Properly used "spray caps" reduce hydrant output to a safe 25 gallons per minute while still providing relief from the heat. To obtain a spray cap, an adult 18 years or older with proper identification can go to their local firehouse and request one. Learn more from FDNY


What the City Does


The City works closely with the National Weather Service to monitor severe weather threats that could affect the five boroughs and communicates this to the public. The City also shares information with service providers who opt in through the Advance Warning System.


During heat emergencies, the City will open cooling centers throughout the five boroughs. Visit the Cooling Center Finder or call 311 (212-639-9675 for Video Relay Service, or TTY: 212-504-4115) to find out whether a cooling center is open near you.  


Additionally, the NYC Fire Department (FDNY) and NYC Department of Environmental Protection (DEP) may distribute hydrant spray caps to conserve water. Opening hydrants without a cap results in a drop in local water pressure and threatens firefighting capabilities.


When a heat advisories are in effect, the City installs spray caps on fire hydrants on certain NYC Department of Transportation's (DOT)  Open Streets with dense tree canopy cover. Open Streets with cooling features are also called "Cool Streets."

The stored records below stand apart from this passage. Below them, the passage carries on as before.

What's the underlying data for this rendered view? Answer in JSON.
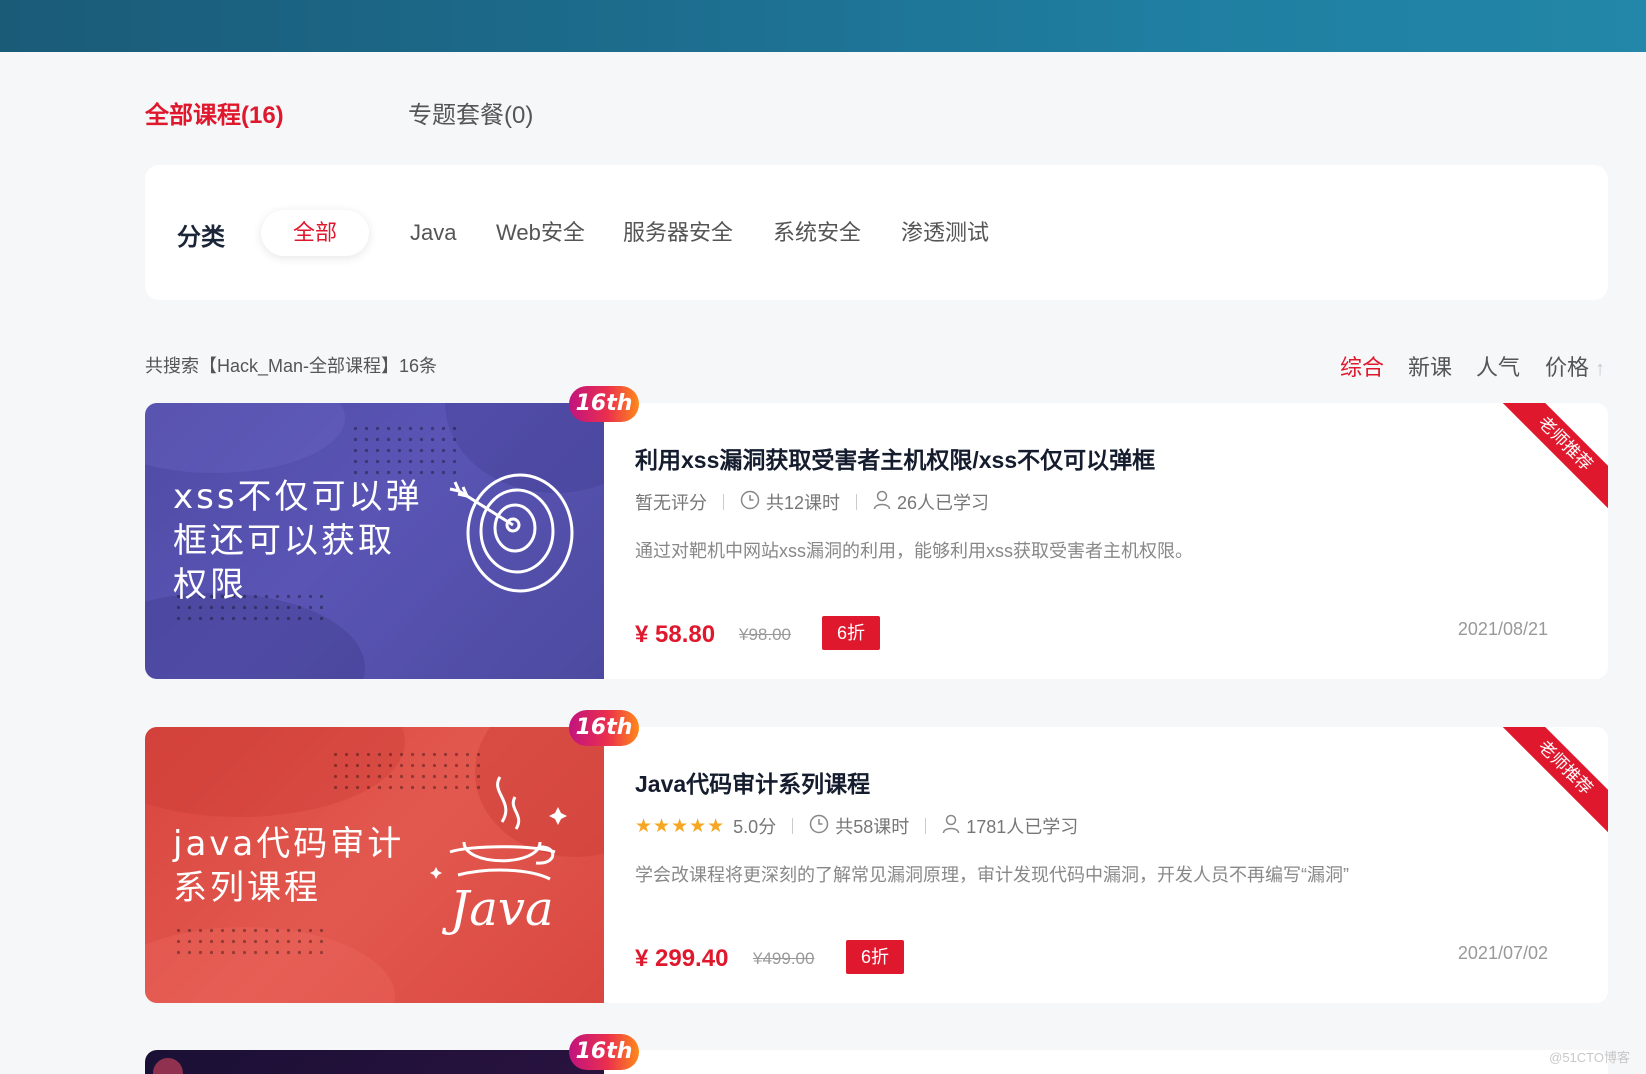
{
  "tabs": [
    {
      "label": "全部课程(16)",
      "active": true
    },
    {
      "label": "专题套餐(0)",
      "active": false
    }
  ],
  "filter": {
    "label": "分类",
    "chips": [
      "全部",
      "Java",
      "Web安全",
      "服务器安全",
      "系统安全",
      "渗透测试"
    ],
    "active": "全部"
  },
  "search_summary": "共搜索【Hack_Man-全部课程】16条",
  "sort": {
    "items": [
      "综合",
      "新课",
      "人气",
      "价格"
    ],
    "active": "综合",
    "price_arrow": "↑"
  },
  "courses": [
    {
      "badge": "16th",
      "cover_text": "xss不仅可以弹\n框还可以获取\n权限",
      "cover_icon": "target-arrow-icon",
      "title": "利用xss漏洞获取受害者主机权限/xss不仅可以弹框",
      "rating": "暂无评分",
      "lessons": "共12课时",
      "learners": "26人已学习",
      "description": "通过对靶机中网站xss漏洞的利用，能够利用xss获取受害者主机权限。",
      "price": "¥ 58.80",
      "original_price": "¥98.00",
      "discount": "6折",
      "date": "2021/08/21",
      "ribbon": "老师推荐"
    },
    {
      "badge": "16th",
      "cover_text": "java代码审计\n系列课程",
      "cover_icon": "java-coffee-icon",
      "cover_logo": "Java",
      "title": "Java代码审计系列课程",
      "stars": "★★★★★",
      "rating": "5.0分",
      "lessons": "共58课时",
      "learners": "1781人已学习",
      "description": "学会改课程将更深刻的了解常见漏洞原理，审计发现代码中漏洞，开发人员不再编写“漏洞”",
      "price": "¥ 299.40",
      "original_price": "¥499.00",
      "discount": "6折",
      "date": "2021/07/02",
      "ribbon": "老师推荐"
    },
    {
      "badge": "16th"
    }
  ],
  "watermark": "@51CTO博客",
  "colors": {
    "accent": "#e0182d",
    "banner": "#1d6d8e",
    "star": "#f5a623"
  }
}
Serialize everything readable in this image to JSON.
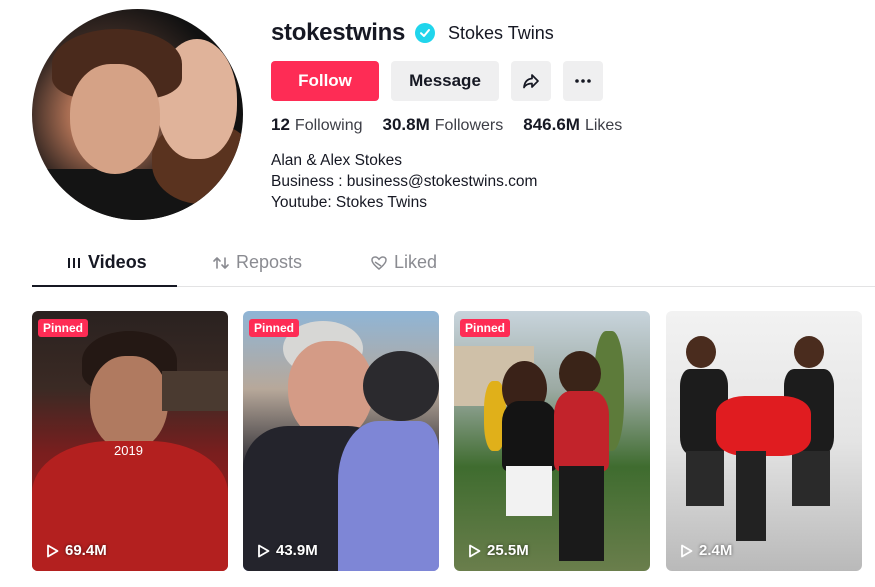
{
  "profile": {
    "username": "stokestwins",
    "display_name": "Stokes Twins",
    "verified_icon": "check-badge-icon",
    "buttons": {
      "follow": "Follow",
      "message": "Message",
      "share_icon": "share-arrow-icon",
      "more_icon": "more-dots-icon"
    },
    "stats": {
      "following": {
        "value": "12",
        "label": "Following"
      },
      "followers": {
        "value": "30.8M",
        "label": "Followers"
      },
      "likes": {
        "value": "846.6M",
        "label": "Likes"
      }
    },
    "bio": [
      "Alan & Alex Stokes",
      "Business : business@stokestwins.com",
      "Youtube: Stokes Twins"
    ]
  },
  "tabs": [
    {
      "label": "Videos",
      "icon": "grid-icon",
      "active": true
    },
    {
      "label": "Reposts",
      "icon": "repost-icon",
      "active": false
    },
    {
      "label": "Liked",
      "icon": "heart-slash-icon",
      "active": false
    }
  ],
  "videos": [
    {
      "pinned": "Pinned",
      "overlay_text": "2019",
      "plays": "69.4M"
    },
    {
      "pinned": "Pinned",
      "plays": "43.9M"
    },
    {
      "pinned": "Pinned",
      "plays": "25.5M"
    },
    {
      "plays": "2.4M"
    }
  ],
  "colors": {
    "accent": "#fe2c55",
    "verified": "#20d5ec",
    "button_bg": "#efeff0"
  }
}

New York City Parks’ Cool It! NYC map can help New Yorkers find places near them to hydrate, refresh, and stay in the shade from NYC Parks.